BHAKTAPUR DISTRICT, NEPAL — It was the first day for planting rice seedlings and an open-air celebration in Kautunje, a large village of around 20,000 people, was underway.
Farmers had for weeks plowed the land and prepared the seedlings. When it came time to plant, each small seedling was pressed into the tilled earth by hand, one plant at a time.
“This year was the first real planting of rice after the earthquake,” says Shanti Thapa, referring to the earthquake in Nepal in April 2015 that destroyed her home and hundreds of others in the village.
The agriculture sector in Nepal suffered massive losses due to the earthquake, according to a government report that assessed the impact of the disaster.

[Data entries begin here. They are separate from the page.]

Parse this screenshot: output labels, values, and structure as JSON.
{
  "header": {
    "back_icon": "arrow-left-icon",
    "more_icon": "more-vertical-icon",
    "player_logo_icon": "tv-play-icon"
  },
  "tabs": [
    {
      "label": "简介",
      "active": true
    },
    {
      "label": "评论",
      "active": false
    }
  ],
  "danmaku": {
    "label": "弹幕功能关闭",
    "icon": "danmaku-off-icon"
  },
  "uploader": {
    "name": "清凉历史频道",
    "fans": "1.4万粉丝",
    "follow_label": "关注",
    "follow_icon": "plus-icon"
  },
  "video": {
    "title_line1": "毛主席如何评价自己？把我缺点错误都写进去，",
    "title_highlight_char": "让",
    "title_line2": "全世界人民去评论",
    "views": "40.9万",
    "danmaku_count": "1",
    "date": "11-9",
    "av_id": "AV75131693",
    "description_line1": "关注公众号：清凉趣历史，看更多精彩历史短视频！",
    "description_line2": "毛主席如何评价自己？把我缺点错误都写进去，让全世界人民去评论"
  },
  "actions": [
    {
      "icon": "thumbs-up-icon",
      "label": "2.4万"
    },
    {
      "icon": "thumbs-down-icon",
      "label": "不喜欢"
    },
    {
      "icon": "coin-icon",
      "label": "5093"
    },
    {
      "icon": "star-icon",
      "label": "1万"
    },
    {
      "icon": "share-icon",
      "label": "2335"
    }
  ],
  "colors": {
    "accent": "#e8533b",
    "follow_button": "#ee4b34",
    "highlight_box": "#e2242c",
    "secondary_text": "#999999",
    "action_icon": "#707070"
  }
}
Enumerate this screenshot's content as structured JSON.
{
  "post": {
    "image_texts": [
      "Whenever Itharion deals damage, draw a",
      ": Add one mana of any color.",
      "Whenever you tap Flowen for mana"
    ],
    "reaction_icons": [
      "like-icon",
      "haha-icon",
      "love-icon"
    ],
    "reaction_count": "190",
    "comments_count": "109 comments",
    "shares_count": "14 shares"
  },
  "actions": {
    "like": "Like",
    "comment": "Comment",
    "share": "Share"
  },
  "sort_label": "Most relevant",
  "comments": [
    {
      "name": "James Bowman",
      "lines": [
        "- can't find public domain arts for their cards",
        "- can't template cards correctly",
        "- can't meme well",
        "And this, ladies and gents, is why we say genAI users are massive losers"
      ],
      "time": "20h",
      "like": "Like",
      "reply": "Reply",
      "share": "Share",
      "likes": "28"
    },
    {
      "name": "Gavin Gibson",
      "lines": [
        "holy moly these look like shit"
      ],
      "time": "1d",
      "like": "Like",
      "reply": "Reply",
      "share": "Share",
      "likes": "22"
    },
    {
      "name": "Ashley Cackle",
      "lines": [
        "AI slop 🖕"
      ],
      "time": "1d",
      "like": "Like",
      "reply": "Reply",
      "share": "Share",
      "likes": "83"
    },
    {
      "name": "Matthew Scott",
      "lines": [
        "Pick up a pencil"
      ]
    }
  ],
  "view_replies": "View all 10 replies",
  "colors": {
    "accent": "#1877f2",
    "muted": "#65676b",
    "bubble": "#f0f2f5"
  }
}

The sector suffered losses of around 28.3 billion Nepalese rupees ($264.9 million), according to the same report.
Almost two-thirds of Nepal’s population was engaged in agricultural activities in the 2012-2013 fiscal year, according to the Ministry of Agricultural Development, the latest year for which data has been released.

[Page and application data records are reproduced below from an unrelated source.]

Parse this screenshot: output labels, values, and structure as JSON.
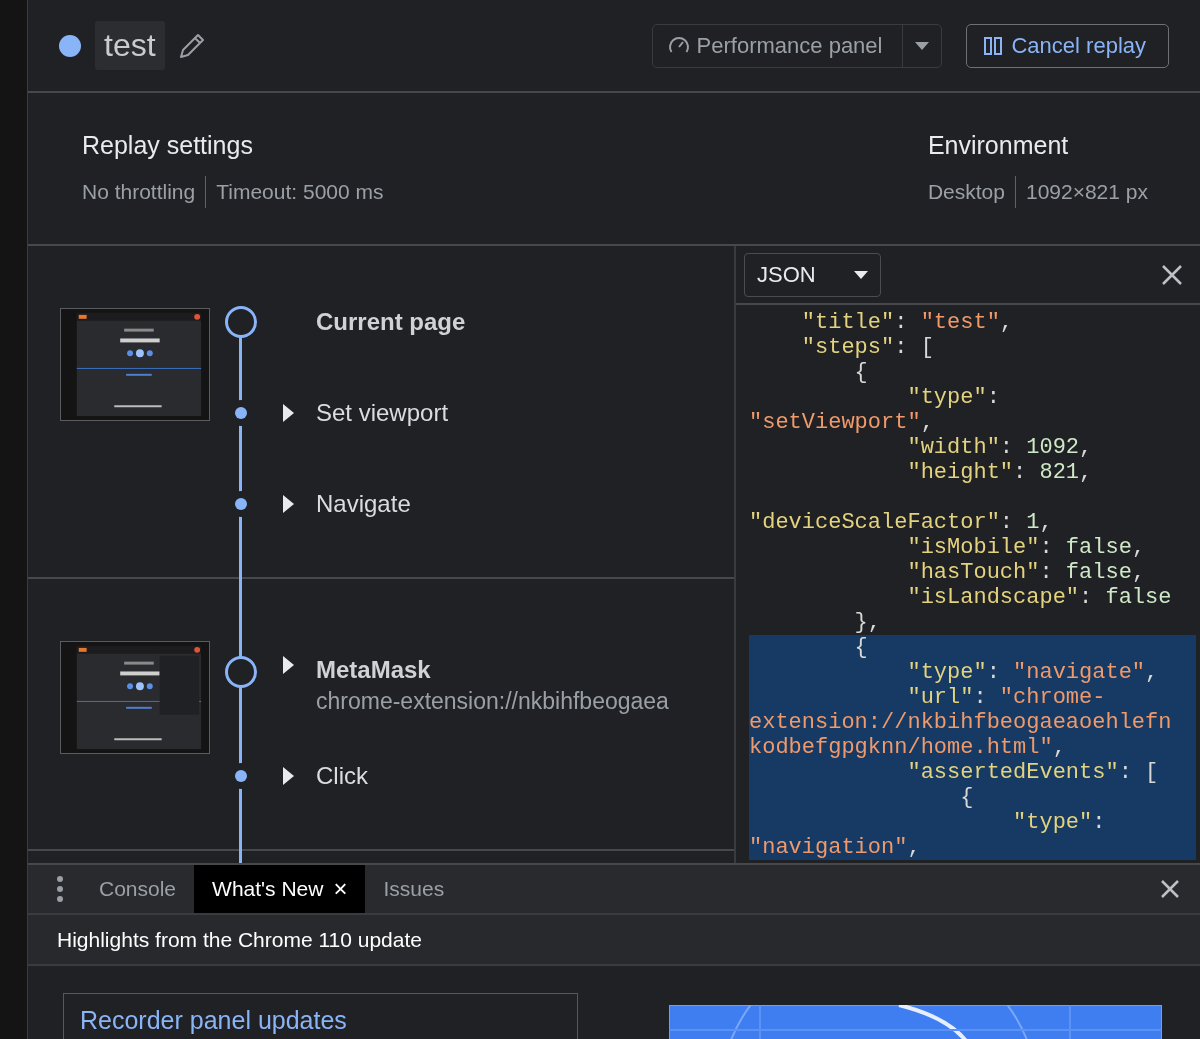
{
  "header": {
    "title": "test",
    "performance_button": "Performance panel",
    "cancel_button": "Cancel replay"
  },
  "replay_settings": {
    "heading": "Replay settings",
    "values": [
      "No throttling",
      "Timeout: 5000 ms"
    ]
  },
  "environment": {
    "heading": "Environment",
    "values": [
      "Desktop",
      "1092×821 px"
    ]
  },
  "sections": [
    {
      "thumbnail": {
        "kind": "picture"
      },
      "steps": [
        {
          "label": "Current page",
          "kind": "page",
          "expandable": false
        },
        {
          "label": "Set viewport",
          "kind": "step",
          "expandable": true
        },
        {
          "label": "Navigate",
          "kind": "step",
          "expandable": true
        }
      ]
    },
    {
      "thumbnail": {
        "kind": "picture"
      },
      "steps": [
        {
          "label": "MetaMask",
          "subtitle": "chrome-extension://nkbihfbeogaea",
          "kind": "page",
          "expandable": true
        },
        {
          "label": "Click",
          "kind": "step",
          "expandable": true
        }
      ]
    }
  ],
  "code_panel": {
    "format": "JSON",
    "lines": [
      {
        "highlighted": false,
        "tokens": [
          {
            "t": "    \"title\"",
            "kind": "key"
          },
          {
            "t": ": ",
            "kind": "punct"
          },
          {
            "t": "\"test\"",
            "kind": "string"
          },
          {
            "t": ",",
            "kind": "punct"
          }
        ]
      },
      {
        "highlighted": false,
        "tokens": [
          {
            "t": "    \"steps\"",
            "kind": "key"
          },
          {
            "t": ": [",
            "kind": "punct"
          }
        ]
      },
      {
        "highlighted": false,
        "tokens": [
          {
            "t": "        {",
            "kind": "punct"
          }
        ]
      },
      {
        "highlighted": false,
        "tokens": [
          {
            "t": "            \"type\"",
            "kind": "key"
          },
          {
            "t": ":",
            "kind": "punct"
          }
        ]
      },
      {
        "highlighted": false,
        "tokens": [
          {
            "t": "\"setViewport\"",
            "kind": "string"
          },
          {
            "t": ",",
            "kind": "punct"
          }
        ]
      },
      {
        "highlighted": false,
        "tokens": [
          {
            "t": "            \"width\"",
            "kind": "key"
          },
          {
            "t": ": ",
            "kind": "punct"
          },
          {
            "t": "1092",
            "kind": "number"
          },
          {
            "t": ",",
            "kind": "punct"
          }
        ]
      },
      {
        "highlighted": false,
        "tokens": [
          {
            "t": "            \"height\"",
            "kind": "key"
          },
          {
            "t": ": ",
            "kind": "punct"
          },
          {
            "t": "821",
            "kind": "number"
          },
          {
            "t": ",",
            "kind": "punct"
          }
        ]
      },
      {
        "highlighted": false
      },
      {
        "highlighted": false,
        "tokens": [
          {
            "t": "\"deviceScaleFactor\"",
            "kind": "key"
          },
          {
            "t": ": ",
            "kind": "punct"
          },
          {
            "t": "1",
            "kind": "number"
          },
          {
            "t": ",",
            "kind": "punct"
          }
        ]
      },
      {
        "highlighted": false,
        "tokens": [
          {
            "t": "            \"isMobile\"",
            "kind": "key"
          },
          {
            "t": ": ",
            "kind": "punct"
          },
          {
            "t": "false",
            "kind": "number"
          },
          {
            "t": ",",
            "kind": "punct"
          }
        ]
      },
      {
        "highlighted": false,
        "tokens": [
          {
            "t": "            \"hasTouch\"",
            "kind": "key"
          },
          {
            "t": ": ",
            "kind": "punct"
          },
          {
            "t": "false",
            "kind": "number"
          },
          {
            "t": ",",
            "kind": "punct"
          }
        ]
      },
      {
        "highlighted": false,
        "tokens": [
          {
            "t": "            \"isLandscape\"",
            "kind": "key"
          },
          {
            "t": ": ",
            "kind": "punct"
          },
          {
            "t": "false",
            "kind": "number"
          }
        ]
      },
      {
        "highlighted": false,
        "tokens": [
          {
            "t": "        },",
            "kind": "punct"
          }
        ]
      },
      {
        "highlighted": true,
        "tokens": [
          {
            "t": "        {",
            "kind": "punct"
          }
        ]
      },
      {
        "highlighted": true,
        "tokens": [
          {
            "t": "            \"type\"",
            "kind": "key"
          },
          {
            "t": ": ",
            "kind": "punct"
          },
          {
            "t": "\"navigate\"",
            "kind": "string"
          },
          {
            "t": ",",
            "kind": "punct"
          }
        ]
      },
      {
        "highlighted": true,
        "tokens": [
          {
            "t": "            \"url\"",
            "kind": "key"
          },
          {
            "t": ": ",
            "kind": "punct"
          },
          {
            "t": "\"chrome-",
            "kind": "string"
          }
        ]
      },
      {
        "highlighted": true,
        "tokens": [
          {
            "t": "extension://nkbihfbeogaeaoehlefn",
            "kind": "string"
          }
        ]
      },
      {
        "highlighted": true,
        "tokens": [
          {
            "t": "kodbefgpgknn/home.html\"",
            "kind": "string"
          },
          {
            "t": ",",
            "kind": "punct"
          }
        ]
      },
      {
        "highlighted": true,
        "tokens": [
          {
            "t": "            \"assertedEvents\"",
            "kind": "key"
          },
          {
            "t": ": [",
            "kind": "punct"
          }
        ]
      },
      {
        "highlighted": true,
        "tokens": [
          {
            "t": "                {",
            "kind": "punct"
          }
        ]
      },
      {
        "highlighted": true,
        "tokens": [
          {
            "t": "                    \"type\"",
            "kind": "key"
          },
          {
            "t": ":",
            "kind": "punct"
          }
        ]
      },
      {
        "highlighted": true,
        "tokens": [
          {
            "t": "\"navigation\"",
            "kind": "string"
          },
          {
            "t": ",",
            "kind": "punct"
          }
        ]
      }
    ]
  },
  "drawer": {
    "tabs": [
      {
        "label": "Console",
        "selected": false,
        "closable": false
      },
      {
        "label": "What's New",
        "selected": true,
        "closable": true,
        "close_glyph": "×"
      },
      {
        "label": "Issues",
        "selected": false,
        "closable": false
      }
    ],
    "headline": "Highlights from the Chrome 110 update",
    "card_title": "Recorder panel updates",
    "image": {
      "kind": "picture"
    }
  }
}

The production of rice in the planting season immediately after the earthquake, dropped by 22 percent, according to the ministry. Corn production fell by 20 percent in the same period.
Yogendra Kumar Karki, spokesperson for the Ministry of Agricultural Development, says the ministry has observed an increase of rice farming, from 42 percent of available land farmed last rice planting season, to 53 percent of land being planted in the current season. The ministry estimates 5 million metric tons (5.5 million short tons) of rice will be produced this year, he says.

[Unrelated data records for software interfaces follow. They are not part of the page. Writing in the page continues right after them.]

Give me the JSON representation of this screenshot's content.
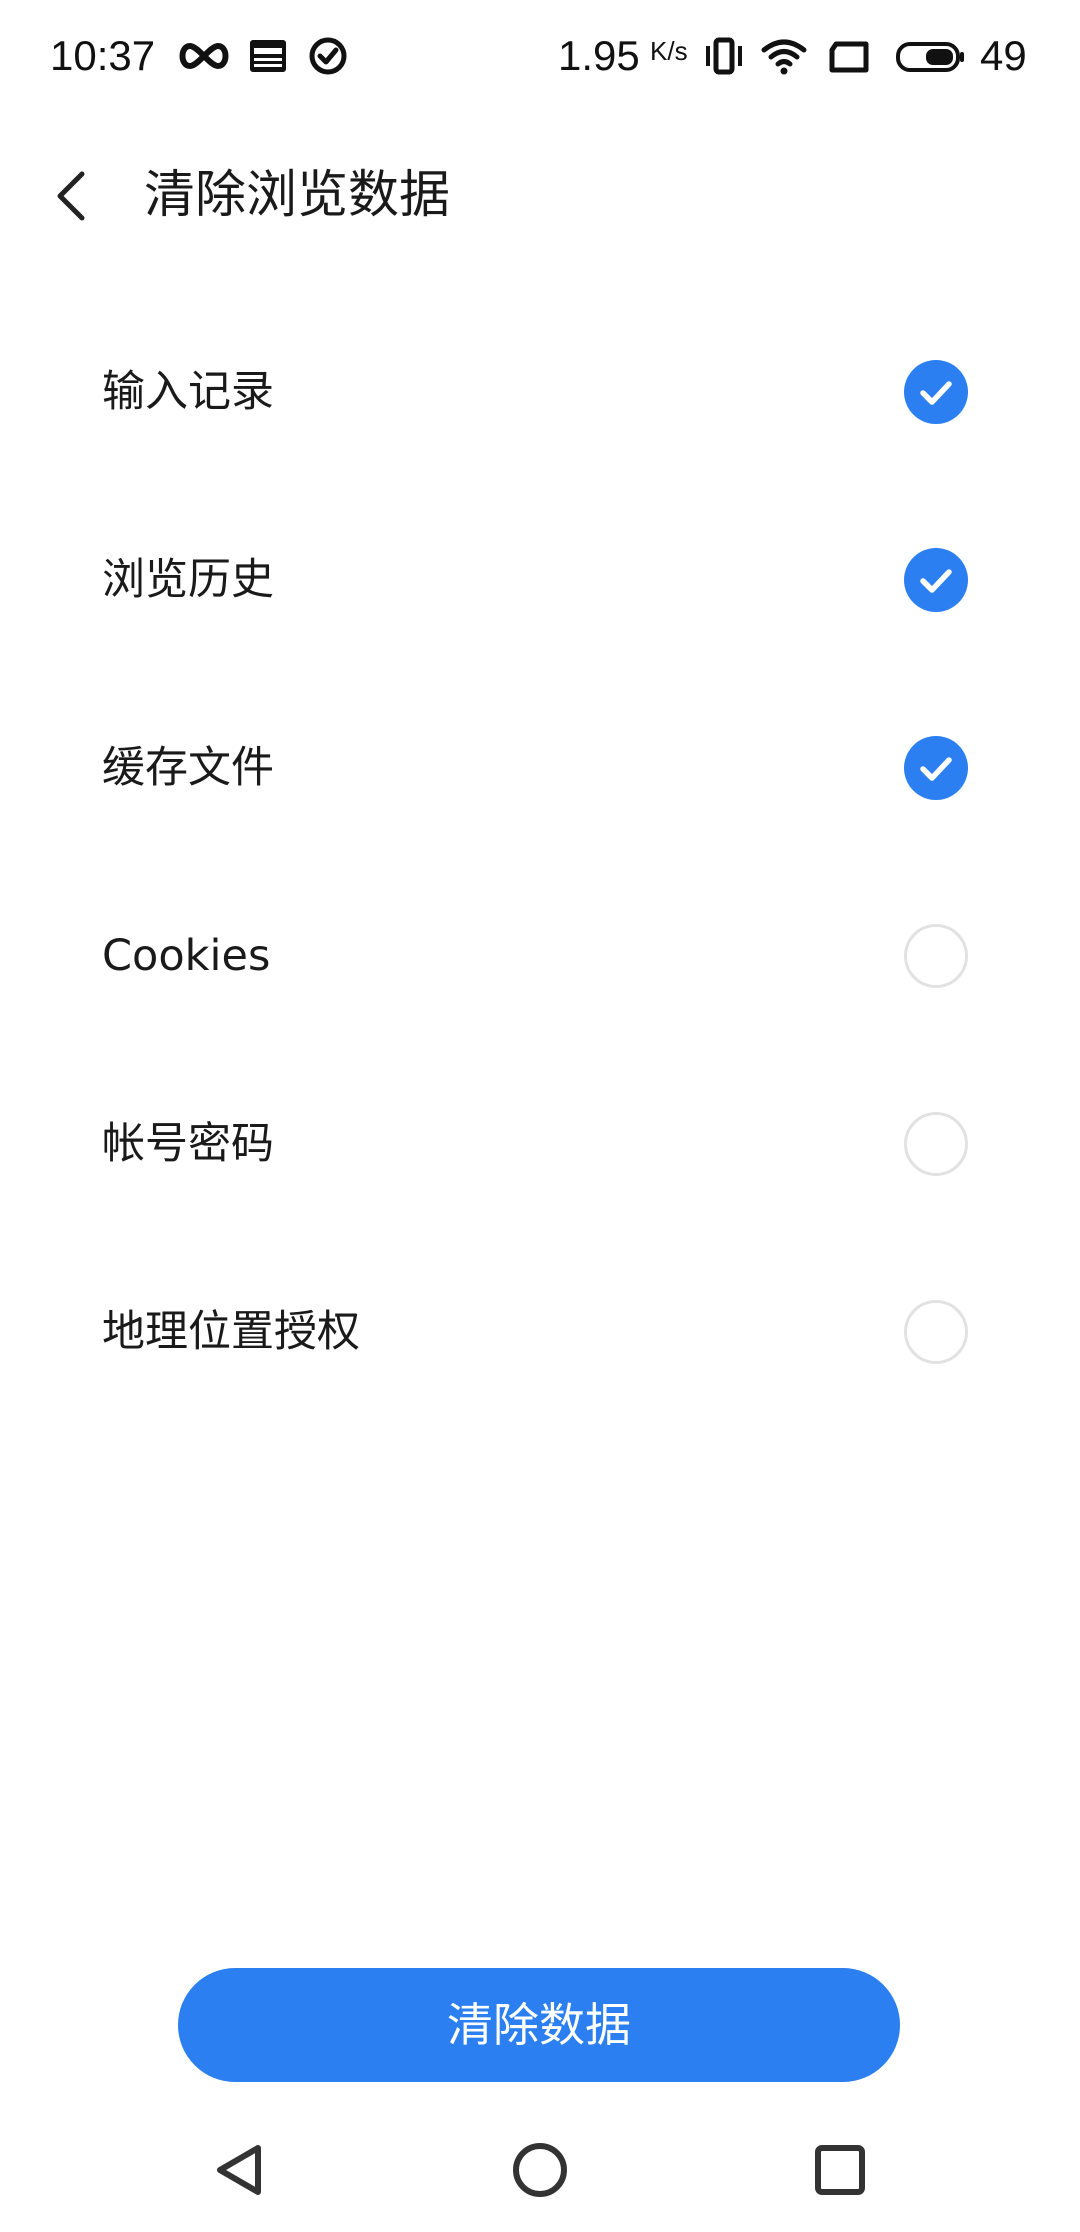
{
  "status_bar": {
    "time": "10:37",
    "net_speed": "1.95",
    "net_speed_unit": "K/s",
    "battery": "49",
    "icons": [
      "infinity-icon",
      "news-icon",
      "check-circle-icon",
      "vibrate-icon",
      "wifi-icon",
      "screen-rotate-icon",
      "battery-icon"
    ]
  },
  "header": {
    "title": "清除浏览数据",
    "back_icon": "chevron-left-icon"
  },
  "options": [
    {
      "label": "输入记录",
      "checked": true
    },
    {
      "label": "浏览历史",
      "checked": true
    },
    {
      "label": "缓存文件",
      "checked": true
    },
    {
      "label": "Cookies",
      "checked": false
    },
    {
      "label": "帐号密码",
      "checked": false
    },
    {
      "label": "地理位置授权",
      "checked": false
    }
  ],
  "actions": {
    "clear_label": "清除数据"
  },
  "nav_bar": {
    "icons": [
      "back-triangle-icon",
      "home-circle-icon",
      "recents-square-icon"
    ]
  },
  "colors": {
    "accent": "#2b7ff0",
    "unchecked_border": "#e2e2e2",
    "text": "#1a1a1a",
    "background": "#ffffff"
  }
}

For farmers like Thapa, the recovery process has been slow and arduous.
Thapa, 40, says her family, which includes two grown children, lost all its seed crops when their house, made of mud and wood, collapsed in the earthquake.
Before the earthquake, the family harvested about 18 muri (1,080 kilograms or 2,381 pounds) of rice every season, Thapa says. They sold some of the rice for income, as well as seasonal vegetables family members grew between rice seasons.
Rice farming occurs once a year, and is based on monsoon rains. The planting season is from April to August.
After the earthquake last year, Thapa borrowed seeds from a neighbor whose store was not affected to plant half her family’s usual area of 2 ropani (about a quarter of an acre) of land, she says.
“If we had not planted a little paddy last year after the earthquakes, we would have had to live in hunger this year,” she says. “We would not have had any food to eat.”
The family has lived in a temporary hut since the earthquake.
“It has been difficult to eat, live, rear cattle and produce food due to the lack of a house,” says Nani Ram Thapa, 42, Shanti’s husband.
The family waited for almost a year after the earthquake to receive funds promised by the government to rebuild homes, Nani Ram Thapa says.
“After getting fed up of living in the shack for a long time, I started building the house,” he says. “But I have bitten off more than I could chew! Now I don’t have money, nor is there anybody to give me a loan.”
He was also motivated to begin rebuilding the house because, he says, he heard that the government would provide a loan of 2.5 million Nepalese rupees ($23,403) to each family. But the family hasn’t received that money.
A majority of families in their village are suffering the same plight, he says.
But now, with the new planting season, hope has come to the village. If all goes well, the farmers will harvest their crops between October and December.
Sagar Ghimire, GPJ, translated this article from Nepali.